Regional One Health Nurse Manager Joselyn Freeman-Singleton is the Tennessee Hospital Association’s 2021 Nurse Leader of Distinction.
This prestigious award honors Joselyn’s commitment to helping Regional One Health establish new service lines while continuing to lead a team that provides essential care to the community.
Joselyn brings a unique mix of clinical and operational experience to her role, and looks forward to continuing to be a leader at Regional One Health in the years to come.
Regional One Health Nurse Manager Joselyn Freeman-Singleton is being recognized with a 2021 Tennessee Hospital Association Award of Excellence, highlighting her proactive leadership and passion for learning and teaching new skills to benefit our patients.
THA President and CEO Wendy Long, MD said the 2021 awards are especially poignant given the challenges the health care community has faced.
“During an unparalleled year for our industry, the outstanding contributions of hospital and healthcare leaders were both a barometer and beacon of the incredible work of all those who have served and fought to save lives in the most remarkable of times,” she said. “THA’s 2021 Awards of Excellence winners have endured, rising to meet unimaginable challenges.”
Freeman-Singleton received the Nurse Leader of Distinction Award, which recognizes the contributions of registered nurses at THA-member hospitals.
As Regional One Health Senior Vice President and Chief Nursing Officer Linda Hughlett noted, “Joselyn is a go-to person when projects require a proactive leader with a unique blend of clinical and operational expertise. We regularly look to Joselyn when we are executing initiatives that are crucial to the patient care mission, and she never fails to go above and beyond.”
Freeman-Singleton recently led a pair of important projects at Regional One Health: a medical oncology program to administer chemotherapy and other cancer therapies and a new unit for patients from a federal detention center in Mississippi.
In the past, patients diagnosed with cancer had to be referred outside Regional One Health, so establishing an in-house oncology service was seen as a way to enhance patient care and make quality cancer treatment more readily accessible in the community.
Freeman-Singleton identified and navigated external sources of expertise and then educated internal staff on processes, procedures and treatments. She made sure her entire team trained on administering chemotherapy so patients would have consistent care regardless of which nurses were on duty.
Regional One Health was able to ramp up the service even more quickly than expected, and the nursing care Freeman-Singleton established has received excellent reviews from physicians and patients.
Freeman-Singleton also stepped up when federal corrections officials asked Regional One Health to develop a unit to provide inpatient care for inmates from a facility in Mississippi.
The project raised challenges.

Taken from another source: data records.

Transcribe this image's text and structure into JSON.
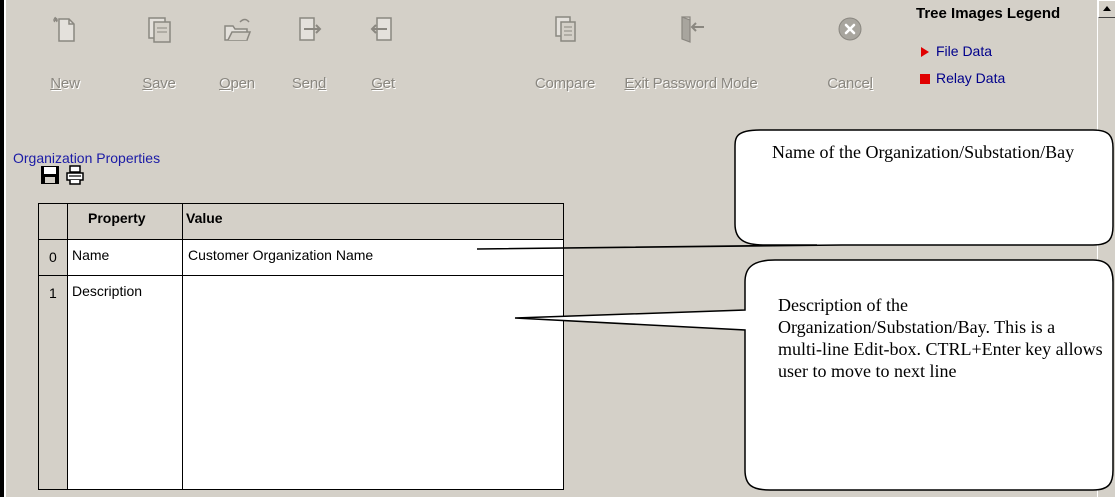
{
  "toolbar": {
    "buttons": [
      {
        "id": "new",
        "pre": "",
        "u": "N",
        "post": "ew",
        "icon": "new-icon"
      },
      {
        "id": "save",
        "pre": "",
        "u": "S",
        "post": "ave",
        "icon": "save-icon"
      },
      {
        "id": "open",
        "pre": "",
        "u": "O",
        "post": "pen",
        "icon": "open-folder-icon"
      },
      {
        "id": "send",
        "pre": "Sen",
        "u": "d",
        "post": "",
        "icon": "send-icon"
      },
      {
        "id": "get",
        "pre": "",
        "u": "G",
        "post": "et",
        "icon": "get-icon"
      },
      {
        "id": "compare",
        "pre": "Compare",
        "u": "",
        "post": "",
        "icon": "compare-icon"
      },
      {
        "id": "exit_password_mode",
        "pre": "",
        "u": "E",
        "post": "xit Password Mode",
        "icon": "exit-door-icon"
      },
      {
        "id": "cancel",
        "pre": "Cance",
        "u": "l",
        "post": "",
        "icon": "cancel-icon"
      }
    ]
  },
  "legend": {
    "title": "Tree Images Legend",
    "items": [
      {
        "label": "File Data",
        "marker": "triangle",
        "color": "#e00000"
      },
      {
        "label": "Relay Data",
        "marker": "square",
        "color": "#e00000"
      }
    ]
  },
  "section_title": "Organization Properties",
  "grid": {
    "headers": {
      "property": "Property",
      "value": "Value"
    },
    "rows": [
      {
        "index": "0",
        "property": "Name",
        "value": "Customer Organization Name"
      },
      {
        "index": "1",
        "property": "Description",
        "value": ""
      }
    ]
  },
  "callouts": {
    "name": "Name of the Organization/Substation/Bay",
    "description": "Description of the Organization/Substation/Bay. This is a multi-line Edit-box. CTRL+Enter key allows user to move to next line"
  },
  "colors": {
    "background": "#d4d0c8",
    "link_blue": "#1a1aa6",
    "disabled_text": "#8a8780",
    "legend_marker": "#e00000"
  }
}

The patient population would need to be housed separately, the nursing team would need to treat a wide variety of issues, and security measures would need to be in place in accordance with detention center guidelines.
Freeman-Singleton worked with other stakeholders to create a successful unit that meets those obligations and fulfills Regional One Health’s core purpose of providing medical care to patients in need.
Even as Freeman-Singleton took the lead on new challenges, Hughlett said, she remained a steady, positive presence for her team members and colleagues.
“She is a positive force in the day-to-day operations our community relies upon. Joselyn has high expectations for the nurses she oversees, and she helps them succeed by communicating clearly, creating a platform to share ideas and concerns, and setting an example by never asking her team to do work she doesn’t do herself,” she said.
Freeman-Singleton’s team has one of the lowest turnover rates within Regional One Health, and she has improved the partnership between the nursing staff and the house supervisor. When new nursing leaders join Regional One Health, Freeman-Singleton is among the first people to reach out to help them acclimate and to offer her mentorship.
“Joselyn continues to embrace new professional development opportunities and we continue to offer her chances to stretch her wings, she always rises to the challenge,” Hughlett said. “Through it all, Joselyn is never one to seek credit, but always one who deserves to be elevated.”
Freeman-Singleton’s dedication to her career comes from the heart.
She was drawn to nursing early in life, after her father suffered an accidental electrical burn at work. Freeman-Singleton recalls visiting him at the hospital when she was just 7 or 8 years old and being inspired by the kindness he was shown by his nurses.
Since then, her passion for the career has only grown, driving her to earn her Master of Science in Nursing, volunteer her time for a variety of professional organizations, and always remain laser-focused on patient and family centered care.